Shot clock
The above photo shows a view of a temporary shot clock during a game at Quicken Loans Arena on May 20, 2009 in Cleveland, Ohio. The NBA and Swiss watchmaker Tissot agreed to a deal that is expected to change how the league keeps time. Getty Images

As the often retread saying goes: Time is money. It holds true, however, as Swiss watchmaker Tissot is set to become the first official timekeeper for the NBA in a deal worth $200 million over six years, Bloomberg reported Monday, citing a person familiar with the terms of the deal.

Under the terms of the agreed upon deal, Tissot will develop a new timing system for the professional basketball league and put its branding on the shot clocks in each of the NBA's 29 arenas. The agreement marks Tissot's first sponsorship with a major North American sports league.
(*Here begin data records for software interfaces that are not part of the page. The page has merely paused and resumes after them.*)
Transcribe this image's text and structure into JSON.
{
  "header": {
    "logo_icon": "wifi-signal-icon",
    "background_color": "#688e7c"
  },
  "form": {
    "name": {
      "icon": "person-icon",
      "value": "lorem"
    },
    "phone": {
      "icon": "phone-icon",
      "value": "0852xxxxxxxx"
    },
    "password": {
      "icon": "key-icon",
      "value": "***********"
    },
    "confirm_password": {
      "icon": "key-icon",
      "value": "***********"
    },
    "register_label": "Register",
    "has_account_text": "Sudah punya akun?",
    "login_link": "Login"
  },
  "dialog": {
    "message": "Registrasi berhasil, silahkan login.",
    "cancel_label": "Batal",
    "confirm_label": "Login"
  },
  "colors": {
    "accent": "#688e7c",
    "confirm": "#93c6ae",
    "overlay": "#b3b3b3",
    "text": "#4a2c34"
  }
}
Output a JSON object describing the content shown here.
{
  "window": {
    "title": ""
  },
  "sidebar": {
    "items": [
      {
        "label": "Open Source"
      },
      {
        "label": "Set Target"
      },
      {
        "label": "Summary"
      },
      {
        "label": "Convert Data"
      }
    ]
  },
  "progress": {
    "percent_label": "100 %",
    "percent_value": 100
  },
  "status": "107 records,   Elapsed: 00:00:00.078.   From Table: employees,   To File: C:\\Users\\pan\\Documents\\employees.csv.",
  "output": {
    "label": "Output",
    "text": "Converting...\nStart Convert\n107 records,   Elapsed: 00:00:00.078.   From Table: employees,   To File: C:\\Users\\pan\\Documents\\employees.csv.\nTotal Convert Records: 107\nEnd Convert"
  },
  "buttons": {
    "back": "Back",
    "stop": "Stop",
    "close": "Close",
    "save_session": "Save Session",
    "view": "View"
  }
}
Tissot president Francois Thiebaud told ESPN, while not officially revealing the terms, that the deal was the most expensive in the company's 162-year history. Emilio Collins, the NBA's executive vice president of global marketing partnerships, said the NBA had been looking around to find an official timekeeper in order to update technology and develop a better timing system.

"This was the right company for us at the right time," Collins said to ESPN.

Under the current system, the clock is started and stopped by officials, who use a button on their hip. The system is backed up by a timekeeper, but the clock is not automatically stopped when a whistle is blown. Steve Hellmuth, the NBA's executive vice president of operations and technology, told ESPN that Tissot will also work with the league to synchronize the clocks in the arena display clocks shown on TV broadcasts.

While the marketing partnership officially goes into effect this week at the NBA's Global Games, the league won't use the planned Tissot system until the 2016-2017 season. Other Tissot sporting deals include sponsorships with international sports leagues such as the Australian Football League, the Superbike World Championship, FIBA basketball and the International Cycling Union. The Swiss company has also had a deal with San Antonio Spurs guard Tony Parker for five years.

"This deal gives us a chance to touch a lot of people," Thiebaud said to ESPN. "We hope it gives them the confidence to buy a beautiful Swiss watch that is connected to sports."